Anyhow, here's the e-mail:


The pipeline


cat /private/var/log/secure.log | grep "authinternal failed" |\
grep "`date | awk { 'print $2 " " $3' }`"


can be reduced to


grep "^`date +%b' '%e` .* authinternal failed " /private/var/log/secure.log


i.e., grep directly form what you want, and use the date command's command-line arguments to make it produce what you want, rather than wasting a pipeline on parsing its default output.
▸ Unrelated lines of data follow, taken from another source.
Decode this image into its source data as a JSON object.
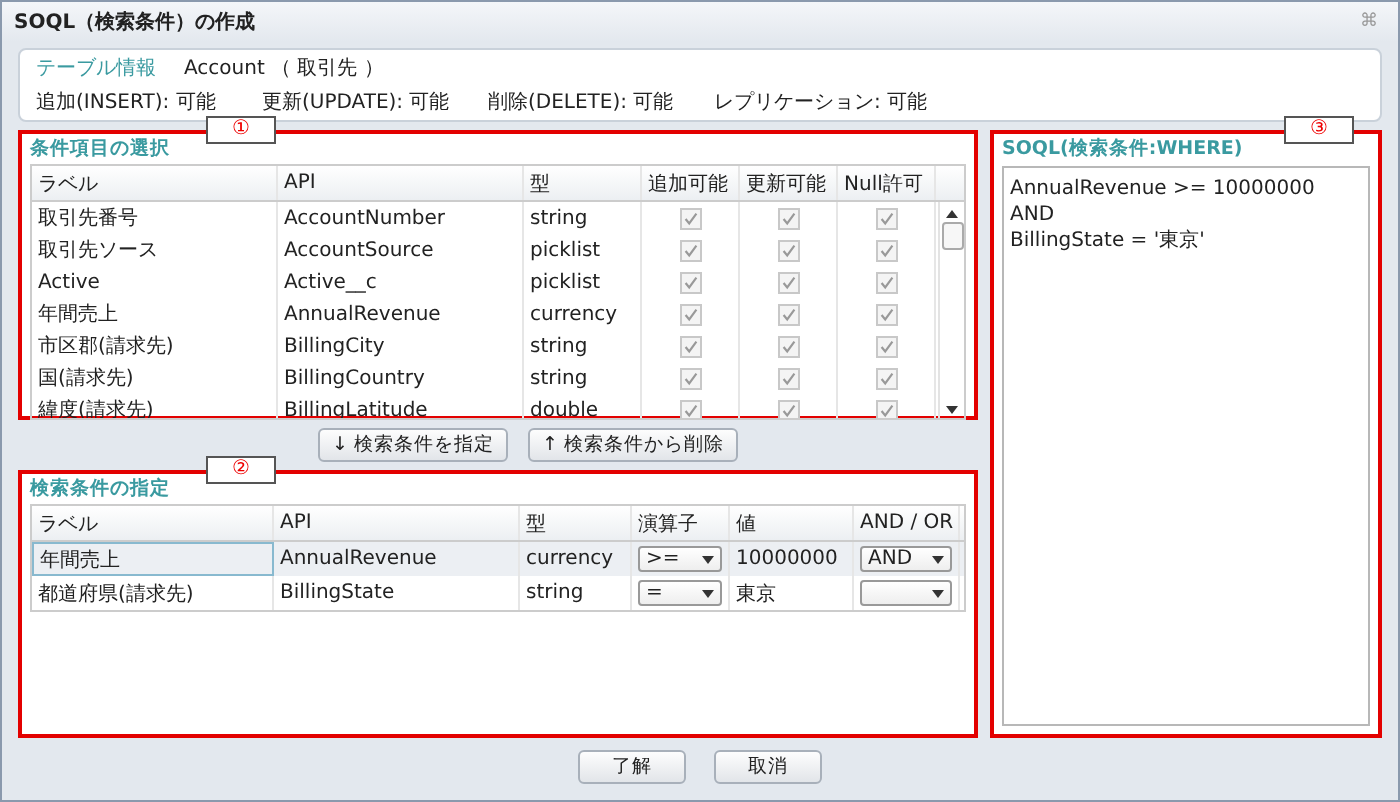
{
  "window": {
    "title": "SOQL（検索条件）の作成",
    "close": "⌘"
  },
  "table_info": {
    "heading": "テーブル情報",
    "object": "Account （ 取引先 ）",
    "permissions": [
      "追加(INSERT): 可能",
      "更新(UPDATE): 可能",
      "削除(DELETE): 可能",
      "レプリケーション: 可能"
    ]
  },
  "field_selection": {
    "title": "条件項目の選択",
    "callout": "①",
    "columns": [
      "ラベル",
      "API",
      "型",
      "追加可能",
      "更新可能",
      "Null許可"
    ],
    "rows": [
      {
        "label": "取引先番号",
        "api": "AccountNumber",
        "type": "string",
        "insertable": true,
        "updatable": true,
        "nullable": true
      },
      {
        "label": "取引先ソース",
        "api": "AccountSource",
        "type": "picklist",
        "insertable": true,
        "updatable": true,
        "nullable": true
      },
      {
        "label": "Active",
        "api": "Active__c",
        "type": "picklist",
        "insertable": true,
        "updatable": true,
        "nullable": true
      },
      {
        "label": "年間売上",
        "api": "AnnualRevenue",
        "type": "currency",
        "insertable": true,
        "updatable": true,
        "nullable": true
      },
      {
        "label": "市区郡(請求先)",
        "api": "BillingCity",
        "type": "string",
        "insertable": true,
        "updatable": true,
        "nullable": true
      },
      {
        "label": "国(請求先)",
        "api": "BillingCountry",
        "type": "string",
        "insertable": true,
        "updatable": true,
        "nullable": true
      },
      {
        "label": "緯度(請求先)",
        "api": "BillingLatitude",
        "type": "double",
        "insertable": true,
        "updatable": true,
        "nullable": true
      }
    ]
  },
  "move_buttons": [
    "↓ 検索条件を指定",
    "↑ 検索条件から削除"
  ],
  "conditions": {
    "title": "検索条件の指定",
    "callout": "②",
    "columns": [
      "ラベル",
      "API",
      "型",
      "演算子",
      "値",
      "AND / OR"
    ],
    "rows": [
      {
        "label": "年間売上",
        "api": "AnnualRevenue",
        "type": "currency",
        "operator": ">=",
        "value": "10000000",
        "conjunction": "AND",
        "selected": true
      },
      {
        "label": "都道府県(請求先)",
        "api": "BillingState",
        "type": "string",
        "operator": "=",
        "value": "東京",
        "selected": false
      }
    ]
  },
  "soql": {
    "title": "SOQL(検索条件:WHERE)",
    "callout": "③",
    "lines": [
      "AnnualRevenue >= 10000000",
      "AND",
      "BillingState = '東京'"
    ]
  },
  "buttons": [
    "了解",
    "取消"
  ]
}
You use 2 processes instead of 5 and type a lot fewer keystrokes.


You might add that it may be necessary to precede it with a "sudo ", as the log file may be readable only by root.


The pipeline


cat /private/var/log/secure.log | tail -6


is more concisely expressed as


tail -6 /private/var/log/secure.log


...fewer keystrokes and no superfluous extra process.

BrentN
2005-10-12 15:54:05
Tiger-only
The error message that a login failure generates in secure.log is different in 10.3 than 10.4. This particular script seems to be Tiger-oriented.
ptwobrussell
2005-10-12 16:07:55
Tiger-only
Although I can't check for you, I recall doing this exercise in my Panther days, so I know that there's something that's written in Panther's log that you could grep out.


Just open up Console and take a look.

MarcTT
2005-12-13 09:06:19
privacy log
This is a question dealing with the privacy log.


When running disck utility, I often find a permissions vary statement.


Permissions differ on ./private/var/log/secure.log, should be -rw------- , they are -rw-r-----


First, what is rw, then what does the change mean.


I run the repair function, (sometimes twice), and it's corrected. But, I often find that this shows up.


Am I being hacked?


Thanks,


Marc


ptwobrussell
2005-12-18 18:38:35
privacy log
For an enlightening journey, read the man page on "ls" sometime. In Terminal, type "man ls" and check it out.


It's a bit much to get into here.


As for the "Am I being hacked?" question, the short answer is -- almost definitely not.